So it was great to finally talk to Patrick for a while — he of course is way smarter than me, and knows French and English well, so we had a good chat about what we’ve been up to lately. I also got to hang around with he and his fellow podcasters, and I spent a lot of time just listening to them speak in French, discussing — well, I’m sorry to say I mostly don’t know. I didn’t want to bother Patrick talking to his friends, though I did really appreciate being around them, and just feeling like I belonged for a little bit. That sounds pathetic, I guess, but putting myself in a completely foreign country alone for a week may have had slightly more of an effect on me than I guessed it would. I’m not bawling my eyes out, but it’s been educational.
Another thing that’s been educational is trying to speak, even in English, to someone from Paris here. I did have a few conversations last night with people that I met, and even when we did understand each other, I found myself thinking twice about everything I said, working hard to make my meaning clear rather than just talking.
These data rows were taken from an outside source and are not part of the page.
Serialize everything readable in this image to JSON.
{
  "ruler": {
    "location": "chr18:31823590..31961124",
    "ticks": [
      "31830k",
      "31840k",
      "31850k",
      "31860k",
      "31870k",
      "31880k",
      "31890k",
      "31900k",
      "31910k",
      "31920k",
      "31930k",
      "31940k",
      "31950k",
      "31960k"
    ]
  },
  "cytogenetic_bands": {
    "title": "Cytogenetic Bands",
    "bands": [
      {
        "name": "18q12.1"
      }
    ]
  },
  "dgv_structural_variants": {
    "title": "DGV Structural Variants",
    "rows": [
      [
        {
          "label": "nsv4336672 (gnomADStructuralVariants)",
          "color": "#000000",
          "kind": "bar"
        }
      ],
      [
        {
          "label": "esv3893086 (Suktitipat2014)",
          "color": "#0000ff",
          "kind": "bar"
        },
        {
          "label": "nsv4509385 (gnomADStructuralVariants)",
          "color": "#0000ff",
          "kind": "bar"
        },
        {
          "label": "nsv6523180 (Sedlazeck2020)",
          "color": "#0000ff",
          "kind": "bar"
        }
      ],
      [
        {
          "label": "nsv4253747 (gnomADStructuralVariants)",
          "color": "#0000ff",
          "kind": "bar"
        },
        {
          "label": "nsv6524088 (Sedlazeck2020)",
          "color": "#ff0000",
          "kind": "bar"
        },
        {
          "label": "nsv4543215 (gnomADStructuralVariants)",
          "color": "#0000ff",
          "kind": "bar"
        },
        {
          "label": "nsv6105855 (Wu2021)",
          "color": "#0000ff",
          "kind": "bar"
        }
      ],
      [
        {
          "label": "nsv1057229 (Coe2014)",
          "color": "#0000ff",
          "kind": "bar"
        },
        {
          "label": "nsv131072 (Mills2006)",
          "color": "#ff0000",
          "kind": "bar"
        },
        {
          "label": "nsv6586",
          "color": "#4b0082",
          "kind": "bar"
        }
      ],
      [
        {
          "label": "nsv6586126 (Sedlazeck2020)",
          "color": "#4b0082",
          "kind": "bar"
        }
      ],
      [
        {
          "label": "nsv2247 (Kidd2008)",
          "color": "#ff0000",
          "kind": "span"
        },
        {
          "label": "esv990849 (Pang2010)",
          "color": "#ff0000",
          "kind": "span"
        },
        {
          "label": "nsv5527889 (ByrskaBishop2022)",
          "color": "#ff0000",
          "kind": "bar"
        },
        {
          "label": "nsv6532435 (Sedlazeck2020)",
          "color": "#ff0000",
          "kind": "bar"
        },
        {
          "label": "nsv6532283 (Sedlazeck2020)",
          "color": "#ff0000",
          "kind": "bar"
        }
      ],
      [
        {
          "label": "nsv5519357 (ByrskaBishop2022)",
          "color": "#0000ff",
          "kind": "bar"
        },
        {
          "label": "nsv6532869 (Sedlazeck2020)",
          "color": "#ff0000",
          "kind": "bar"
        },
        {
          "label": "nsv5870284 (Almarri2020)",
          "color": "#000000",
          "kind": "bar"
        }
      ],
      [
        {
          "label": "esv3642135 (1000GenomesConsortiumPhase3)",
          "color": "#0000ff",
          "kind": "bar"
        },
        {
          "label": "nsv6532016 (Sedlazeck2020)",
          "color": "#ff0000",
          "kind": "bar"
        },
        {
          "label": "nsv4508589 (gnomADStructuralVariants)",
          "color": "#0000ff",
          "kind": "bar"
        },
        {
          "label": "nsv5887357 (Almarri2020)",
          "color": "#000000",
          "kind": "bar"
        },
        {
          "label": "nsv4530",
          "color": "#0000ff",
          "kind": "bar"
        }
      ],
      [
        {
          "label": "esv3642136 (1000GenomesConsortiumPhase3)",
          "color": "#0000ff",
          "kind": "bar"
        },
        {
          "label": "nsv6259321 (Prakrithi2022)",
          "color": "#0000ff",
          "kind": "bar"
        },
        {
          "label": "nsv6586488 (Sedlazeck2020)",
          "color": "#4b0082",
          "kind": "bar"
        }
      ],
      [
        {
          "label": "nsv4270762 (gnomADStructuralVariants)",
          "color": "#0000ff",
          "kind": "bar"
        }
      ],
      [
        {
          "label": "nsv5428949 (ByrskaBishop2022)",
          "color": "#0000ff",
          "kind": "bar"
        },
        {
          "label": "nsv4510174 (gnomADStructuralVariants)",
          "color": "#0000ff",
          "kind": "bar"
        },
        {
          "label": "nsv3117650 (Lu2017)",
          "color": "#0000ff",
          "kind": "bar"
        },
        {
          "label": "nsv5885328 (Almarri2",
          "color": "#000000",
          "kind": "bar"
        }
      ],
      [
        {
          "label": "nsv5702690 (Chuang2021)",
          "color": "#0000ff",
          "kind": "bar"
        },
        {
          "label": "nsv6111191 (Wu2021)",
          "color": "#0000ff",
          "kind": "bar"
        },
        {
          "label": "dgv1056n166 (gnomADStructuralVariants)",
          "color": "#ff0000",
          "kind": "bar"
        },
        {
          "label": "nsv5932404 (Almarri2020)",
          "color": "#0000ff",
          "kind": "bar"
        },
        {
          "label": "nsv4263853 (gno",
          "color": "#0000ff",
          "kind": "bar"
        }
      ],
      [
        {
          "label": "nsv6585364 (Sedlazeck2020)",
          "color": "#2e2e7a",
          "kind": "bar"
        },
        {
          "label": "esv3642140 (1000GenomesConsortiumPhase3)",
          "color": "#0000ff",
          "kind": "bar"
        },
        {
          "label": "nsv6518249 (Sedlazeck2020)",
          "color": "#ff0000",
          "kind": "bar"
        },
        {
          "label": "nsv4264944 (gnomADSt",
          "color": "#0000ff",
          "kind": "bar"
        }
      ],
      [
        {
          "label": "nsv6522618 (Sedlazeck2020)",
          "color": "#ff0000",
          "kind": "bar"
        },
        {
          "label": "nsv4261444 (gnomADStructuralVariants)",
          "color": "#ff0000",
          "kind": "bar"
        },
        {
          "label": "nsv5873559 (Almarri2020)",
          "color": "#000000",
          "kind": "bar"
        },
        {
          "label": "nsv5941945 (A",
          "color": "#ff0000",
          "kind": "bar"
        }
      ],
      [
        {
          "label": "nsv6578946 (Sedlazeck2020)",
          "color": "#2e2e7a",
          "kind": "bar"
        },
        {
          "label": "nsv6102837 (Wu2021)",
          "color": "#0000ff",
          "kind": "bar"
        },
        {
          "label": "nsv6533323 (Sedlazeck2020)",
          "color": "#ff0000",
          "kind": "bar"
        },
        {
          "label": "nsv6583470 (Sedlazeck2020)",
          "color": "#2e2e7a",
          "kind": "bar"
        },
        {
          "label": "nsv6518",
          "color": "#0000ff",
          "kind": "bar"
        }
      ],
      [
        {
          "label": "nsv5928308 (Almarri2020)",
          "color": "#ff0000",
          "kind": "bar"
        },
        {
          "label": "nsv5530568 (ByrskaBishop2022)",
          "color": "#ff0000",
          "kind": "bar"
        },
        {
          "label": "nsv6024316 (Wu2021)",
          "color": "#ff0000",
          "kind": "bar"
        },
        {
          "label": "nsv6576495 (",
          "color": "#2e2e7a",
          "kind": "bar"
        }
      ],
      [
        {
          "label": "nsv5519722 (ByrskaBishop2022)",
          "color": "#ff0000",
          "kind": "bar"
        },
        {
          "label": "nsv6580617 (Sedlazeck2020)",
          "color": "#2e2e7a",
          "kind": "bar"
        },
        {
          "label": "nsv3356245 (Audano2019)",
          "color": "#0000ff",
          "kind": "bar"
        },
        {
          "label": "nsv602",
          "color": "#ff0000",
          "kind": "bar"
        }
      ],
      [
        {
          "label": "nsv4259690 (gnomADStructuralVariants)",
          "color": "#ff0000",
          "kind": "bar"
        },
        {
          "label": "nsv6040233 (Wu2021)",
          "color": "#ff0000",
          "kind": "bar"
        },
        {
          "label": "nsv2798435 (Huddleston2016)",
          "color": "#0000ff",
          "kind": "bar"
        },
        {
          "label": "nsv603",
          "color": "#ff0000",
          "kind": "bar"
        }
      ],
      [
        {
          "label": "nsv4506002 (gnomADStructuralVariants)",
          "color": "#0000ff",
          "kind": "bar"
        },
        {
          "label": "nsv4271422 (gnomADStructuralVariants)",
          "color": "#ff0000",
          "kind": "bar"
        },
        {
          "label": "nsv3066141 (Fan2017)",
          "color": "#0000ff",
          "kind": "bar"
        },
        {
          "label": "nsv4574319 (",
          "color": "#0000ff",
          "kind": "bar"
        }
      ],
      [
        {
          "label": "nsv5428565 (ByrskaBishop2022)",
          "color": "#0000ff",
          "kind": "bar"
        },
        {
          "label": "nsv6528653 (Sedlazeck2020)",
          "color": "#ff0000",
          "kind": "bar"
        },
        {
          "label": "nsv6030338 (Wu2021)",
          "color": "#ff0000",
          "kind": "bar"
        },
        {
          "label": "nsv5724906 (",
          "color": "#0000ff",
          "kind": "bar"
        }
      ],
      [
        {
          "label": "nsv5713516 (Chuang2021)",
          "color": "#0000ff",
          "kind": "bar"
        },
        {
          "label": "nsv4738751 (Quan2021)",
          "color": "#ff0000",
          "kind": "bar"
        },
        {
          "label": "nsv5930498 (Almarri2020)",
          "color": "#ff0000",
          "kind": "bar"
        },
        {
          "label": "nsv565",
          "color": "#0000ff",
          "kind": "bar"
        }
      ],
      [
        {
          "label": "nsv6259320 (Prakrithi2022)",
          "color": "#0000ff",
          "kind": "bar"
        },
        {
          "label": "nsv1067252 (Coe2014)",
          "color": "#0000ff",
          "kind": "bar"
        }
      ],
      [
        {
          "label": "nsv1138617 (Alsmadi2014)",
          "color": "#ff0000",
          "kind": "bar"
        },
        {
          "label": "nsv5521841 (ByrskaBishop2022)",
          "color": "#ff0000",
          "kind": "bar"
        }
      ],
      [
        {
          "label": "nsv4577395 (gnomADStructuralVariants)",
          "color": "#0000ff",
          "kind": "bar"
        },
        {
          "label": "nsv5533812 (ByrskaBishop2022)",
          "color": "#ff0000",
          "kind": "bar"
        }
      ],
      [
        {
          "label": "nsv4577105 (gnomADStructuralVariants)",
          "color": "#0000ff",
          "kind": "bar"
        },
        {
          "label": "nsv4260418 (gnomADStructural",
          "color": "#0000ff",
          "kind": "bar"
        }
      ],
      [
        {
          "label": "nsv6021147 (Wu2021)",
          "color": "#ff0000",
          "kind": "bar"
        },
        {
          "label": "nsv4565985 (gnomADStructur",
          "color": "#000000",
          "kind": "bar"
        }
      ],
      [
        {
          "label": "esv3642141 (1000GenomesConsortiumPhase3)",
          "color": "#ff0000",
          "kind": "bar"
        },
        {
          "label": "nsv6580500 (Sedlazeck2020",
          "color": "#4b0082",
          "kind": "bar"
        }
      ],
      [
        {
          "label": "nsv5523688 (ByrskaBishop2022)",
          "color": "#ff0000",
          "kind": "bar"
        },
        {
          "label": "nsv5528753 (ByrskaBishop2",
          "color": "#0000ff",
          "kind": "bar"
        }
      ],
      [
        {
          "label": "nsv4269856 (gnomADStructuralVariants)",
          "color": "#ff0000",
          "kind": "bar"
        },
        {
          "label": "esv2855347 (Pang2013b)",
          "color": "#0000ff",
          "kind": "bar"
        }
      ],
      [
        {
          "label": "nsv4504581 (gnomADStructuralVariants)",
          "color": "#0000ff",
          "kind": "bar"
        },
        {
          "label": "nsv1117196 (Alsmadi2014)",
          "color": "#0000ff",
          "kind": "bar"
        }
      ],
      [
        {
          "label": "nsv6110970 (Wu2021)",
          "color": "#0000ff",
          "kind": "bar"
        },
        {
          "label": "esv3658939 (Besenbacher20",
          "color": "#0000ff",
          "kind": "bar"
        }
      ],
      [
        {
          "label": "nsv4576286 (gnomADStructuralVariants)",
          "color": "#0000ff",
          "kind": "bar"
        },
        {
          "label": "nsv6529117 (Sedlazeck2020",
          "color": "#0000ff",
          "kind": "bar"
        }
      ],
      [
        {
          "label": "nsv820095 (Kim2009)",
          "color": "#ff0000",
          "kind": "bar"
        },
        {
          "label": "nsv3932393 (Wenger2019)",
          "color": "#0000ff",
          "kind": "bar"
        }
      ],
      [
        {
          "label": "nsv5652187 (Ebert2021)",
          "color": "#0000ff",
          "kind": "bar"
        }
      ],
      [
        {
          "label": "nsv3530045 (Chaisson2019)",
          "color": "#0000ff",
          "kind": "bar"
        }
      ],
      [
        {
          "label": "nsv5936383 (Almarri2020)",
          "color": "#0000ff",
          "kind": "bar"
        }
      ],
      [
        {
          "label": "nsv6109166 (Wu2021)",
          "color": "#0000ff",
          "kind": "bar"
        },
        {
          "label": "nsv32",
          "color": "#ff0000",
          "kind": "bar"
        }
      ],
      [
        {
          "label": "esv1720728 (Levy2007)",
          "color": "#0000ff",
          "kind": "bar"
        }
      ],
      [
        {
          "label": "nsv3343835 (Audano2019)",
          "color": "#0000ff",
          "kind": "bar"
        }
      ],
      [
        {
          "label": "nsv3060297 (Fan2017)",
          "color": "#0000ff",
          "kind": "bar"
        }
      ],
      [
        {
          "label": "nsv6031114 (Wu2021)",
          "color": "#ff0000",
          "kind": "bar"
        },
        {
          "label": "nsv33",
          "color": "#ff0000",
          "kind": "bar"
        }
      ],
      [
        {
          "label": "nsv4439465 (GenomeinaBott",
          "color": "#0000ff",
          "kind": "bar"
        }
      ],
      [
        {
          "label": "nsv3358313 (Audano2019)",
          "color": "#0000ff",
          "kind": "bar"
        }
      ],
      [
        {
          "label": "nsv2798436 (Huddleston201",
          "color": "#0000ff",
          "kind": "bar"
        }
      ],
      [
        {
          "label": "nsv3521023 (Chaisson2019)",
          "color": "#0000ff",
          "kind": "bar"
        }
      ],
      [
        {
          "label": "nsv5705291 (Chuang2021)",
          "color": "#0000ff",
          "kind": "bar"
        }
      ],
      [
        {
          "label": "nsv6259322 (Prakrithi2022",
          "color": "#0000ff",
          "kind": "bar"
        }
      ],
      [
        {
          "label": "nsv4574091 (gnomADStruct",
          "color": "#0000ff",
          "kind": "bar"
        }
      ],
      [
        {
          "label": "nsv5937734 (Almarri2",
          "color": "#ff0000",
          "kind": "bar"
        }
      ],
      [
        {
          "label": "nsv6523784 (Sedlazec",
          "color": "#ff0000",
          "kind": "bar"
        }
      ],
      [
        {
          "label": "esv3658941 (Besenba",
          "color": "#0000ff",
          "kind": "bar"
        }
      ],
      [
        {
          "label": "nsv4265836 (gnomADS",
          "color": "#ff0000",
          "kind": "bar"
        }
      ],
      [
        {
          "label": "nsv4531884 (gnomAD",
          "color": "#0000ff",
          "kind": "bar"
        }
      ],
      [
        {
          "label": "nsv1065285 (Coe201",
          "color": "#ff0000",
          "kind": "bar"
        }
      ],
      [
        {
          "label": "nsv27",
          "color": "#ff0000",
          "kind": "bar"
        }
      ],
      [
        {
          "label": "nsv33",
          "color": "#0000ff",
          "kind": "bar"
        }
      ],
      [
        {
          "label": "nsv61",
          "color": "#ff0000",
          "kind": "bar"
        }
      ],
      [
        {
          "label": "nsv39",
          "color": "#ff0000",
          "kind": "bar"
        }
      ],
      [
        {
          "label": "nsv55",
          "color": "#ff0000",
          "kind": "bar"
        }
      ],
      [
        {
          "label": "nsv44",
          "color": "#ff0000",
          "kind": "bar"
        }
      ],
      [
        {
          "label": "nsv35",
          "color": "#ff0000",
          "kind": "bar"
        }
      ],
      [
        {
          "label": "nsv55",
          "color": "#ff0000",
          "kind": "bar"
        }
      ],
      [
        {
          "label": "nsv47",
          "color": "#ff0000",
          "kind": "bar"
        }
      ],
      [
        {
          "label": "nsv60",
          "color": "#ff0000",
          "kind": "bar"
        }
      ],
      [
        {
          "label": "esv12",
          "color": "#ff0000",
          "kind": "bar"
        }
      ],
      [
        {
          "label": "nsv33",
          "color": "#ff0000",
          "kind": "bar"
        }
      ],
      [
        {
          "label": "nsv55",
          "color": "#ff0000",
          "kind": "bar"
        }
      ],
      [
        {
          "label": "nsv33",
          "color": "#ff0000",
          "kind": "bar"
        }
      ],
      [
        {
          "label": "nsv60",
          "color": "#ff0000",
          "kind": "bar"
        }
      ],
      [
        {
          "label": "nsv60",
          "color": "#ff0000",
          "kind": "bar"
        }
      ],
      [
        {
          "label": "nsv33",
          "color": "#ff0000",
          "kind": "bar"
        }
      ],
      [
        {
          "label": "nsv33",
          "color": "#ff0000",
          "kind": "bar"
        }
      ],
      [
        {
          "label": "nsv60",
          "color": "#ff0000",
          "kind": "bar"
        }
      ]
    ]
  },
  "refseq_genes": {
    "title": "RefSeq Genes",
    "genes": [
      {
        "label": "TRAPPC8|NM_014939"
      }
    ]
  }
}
As I told Patrick last night, I am a writer. Language is my number one tool. And being deprived of it, or even hampered by it, is an interesting experience for me.
I’ve never been the kind of person to really walk up to random strangers and start talking, even in the US, but I have always prided myself on being witty and urbane when I needed to be. In a foreign country, however, all of that seems to go out the window. My main goal is just understanding, and even that fails most of the time. Riding home on the train last night, I was just putting my ticket into the turnstile, and a girl (French women are almost universally exceptionally gorgeous, by the way) whose ticket had just not worked in the turnstile next to me, stopped me and asked me something in French, pointing at my ticket and then the turnstile.
I thought she was asking me where I got my ticket from — I told her, in English, “No, I can’t help. You’ll have to go to the information booth over there,” and I shooed her in that general direction. She gave me a shocked look, like I was crazy. “Are you serious?” her look asked. I didn’t understand, I apologized again, and went through the gate.
Only later did it occur to me that this pretty and probably very nice woman was asking if she could duck through the turnstile after me, asking if she could jump in on my ticket rather than buying another one. Of course I would have let her — I’ve given the Paris Metro system plenty of money this week, probably way more than I should have. Instead, I pointed her to the local authorities like a chump. I could have been witty, I could have been urbane, I could have shared something with this girl, our own little secret against the (French) Man trying to make us pay for the Metro.
But nope, I ruined the whole thing. Maybe when I get back to the US, if something similar ever happens, I’ll remember this little episode. And instead of painfully rendering myself inexpressible, I’ll get her meaning, give her a wink and wave forward, and lead her on through the gate with me.
Posted on Sunday, April 15th, 2012 at 6:23 am. Filed under general.